The story is really three parts. The first is a seven issue throw down which ultimately ends with Superman’s death. The second part is a nine issue tale that centers on how the DC Universe reacts to Superman’s death and what happens due to it. The final part is a twenty issue arc that deals with 4 new characters claiming to be Superman and concludes with the original Man of Steel back to life. Length alone, this story is epic. And, surprisingly, it never got dull. The writers plotted this out very, very well, especially after the death became national news and there would be a more critical eye on the two subsequent parts.
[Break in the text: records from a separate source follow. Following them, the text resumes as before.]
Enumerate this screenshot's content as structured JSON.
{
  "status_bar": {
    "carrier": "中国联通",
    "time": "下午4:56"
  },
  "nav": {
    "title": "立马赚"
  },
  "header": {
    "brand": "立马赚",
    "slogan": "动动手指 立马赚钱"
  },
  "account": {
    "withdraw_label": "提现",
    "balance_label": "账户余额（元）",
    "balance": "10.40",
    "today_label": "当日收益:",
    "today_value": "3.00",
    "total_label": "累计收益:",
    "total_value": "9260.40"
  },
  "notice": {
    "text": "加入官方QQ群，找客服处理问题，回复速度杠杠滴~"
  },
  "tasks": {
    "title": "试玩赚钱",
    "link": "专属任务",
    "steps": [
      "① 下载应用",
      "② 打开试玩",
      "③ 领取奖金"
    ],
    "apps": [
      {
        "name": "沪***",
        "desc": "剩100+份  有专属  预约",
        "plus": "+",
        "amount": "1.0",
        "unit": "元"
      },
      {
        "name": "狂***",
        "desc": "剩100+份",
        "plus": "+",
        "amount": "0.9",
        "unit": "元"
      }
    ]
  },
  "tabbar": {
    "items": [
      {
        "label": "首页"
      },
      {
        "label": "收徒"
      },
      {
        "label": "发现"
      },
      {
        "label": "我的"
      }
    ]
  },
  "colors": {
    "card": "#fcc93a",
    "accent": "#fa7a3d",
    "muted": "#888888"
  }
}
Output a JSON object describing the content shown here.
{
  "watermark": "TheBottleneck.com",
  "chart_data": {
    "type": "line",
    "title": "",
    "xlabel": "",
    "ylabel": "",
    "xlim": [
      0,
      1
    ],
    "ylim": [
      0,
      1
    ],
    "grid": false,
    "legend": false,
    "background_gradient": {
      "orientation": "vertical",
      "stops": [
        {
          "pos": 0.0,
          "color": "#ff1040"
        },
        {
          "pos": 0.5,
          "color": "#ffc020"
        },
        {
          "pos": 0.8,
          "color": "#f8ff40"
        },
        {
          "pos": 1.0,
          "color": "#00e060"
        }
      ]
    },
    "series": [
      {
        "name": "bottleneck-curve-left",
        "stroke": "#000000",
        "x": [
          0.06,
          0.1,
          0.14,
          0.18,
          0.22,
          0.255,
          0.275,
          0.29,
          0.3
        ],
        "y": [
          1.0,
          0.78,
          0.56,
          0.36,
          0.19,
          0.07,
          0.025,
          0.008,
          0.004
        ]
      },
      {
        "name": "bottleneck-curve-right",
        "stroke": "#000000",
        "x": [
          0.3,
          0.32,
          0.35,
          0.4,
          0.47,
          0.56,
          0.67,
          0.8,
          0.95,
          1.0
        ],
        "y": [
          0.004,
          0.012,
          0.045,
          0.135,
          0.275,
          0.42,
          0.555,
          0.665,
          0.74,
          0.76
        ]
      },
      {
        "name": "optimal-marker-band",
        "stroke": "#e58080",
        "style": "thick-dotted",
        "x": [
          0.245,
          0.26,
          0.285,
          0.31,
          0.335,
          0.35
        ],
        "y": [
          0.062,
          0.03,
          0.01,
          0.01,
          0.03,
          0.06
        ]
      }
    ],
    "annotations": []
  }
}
Something like this had never quite been done before on this scale. The downside of Superman’s death and return is that it lead to a host of other “events” in comics to radically change characters to boost sales. It happens a lot today, but I feel that, unlike during the Death and Return, it is now looked at as more “how can we build sales” and less “lets tell an awesome story”.
I’ll admit my views on this tale might be a bit nostalgic fueled. This is when I first got into comics and I was enthralled by it all. However, the story is still great today, and I like looking at these old issues. Honestly, as a kid, it was a great time to be into comics.
After the success of Kingdom Come, Wizard Magazine (anyone remember them?) asked Alex Ross how he envisioned the Marvel Universe’s future. What came from it was a sketch book with various notes. Apparently, it impressed Marvel so much that they commissioned it as a 14 issue series.
The story centers on the idea that, in the “near-future”, everyone in the Marvel Universe has gained superpowers, and how the world reacts to it. Most of the A-List Marvel characters come together in a story that cleverly connects most of the origins and major events in the Marvel Universe to one singular fate which suggests that these superpowers may have been given to humanity at a specific time for a specific purpose.
At first glance, that sounds either a bit ambitious or completely fan-wanky. However, writers Ross and Jim Kruger avoid this by making their tale wildly interesting and only revealing little bits at a time (making the reader wanting to know more). Further making this an excellent series is that it is completely accessible to non-Marvel readers. Each issue/chapter follows a specific format that allows the writers to fill in the blanks on who some of these people are through dialogue between two characters observing these events.
Ross doesn’t do the interior artwork. Those duties went to John Paul Leon. This was a smart move as I don’t think Ross’s art would have worked for this series the way it might have for Kingdom Come.
Earth X had two follow-ups which, while entertaining in their own right, were fairly disappointing. However, it doesn’t take away anything from the original series. Earth X is probably my favorite comic storyline. I recently re-read it about a year ago (the first time in over 10 years), and it completely recaptured my imagination. I am not kidding when I say that I became so engrossed with it that I lost all track of time (I started reading at 8pm and the next thing I knew, it was midnight!). If a book can do that, I can’t deny it’s anything short of fantastic.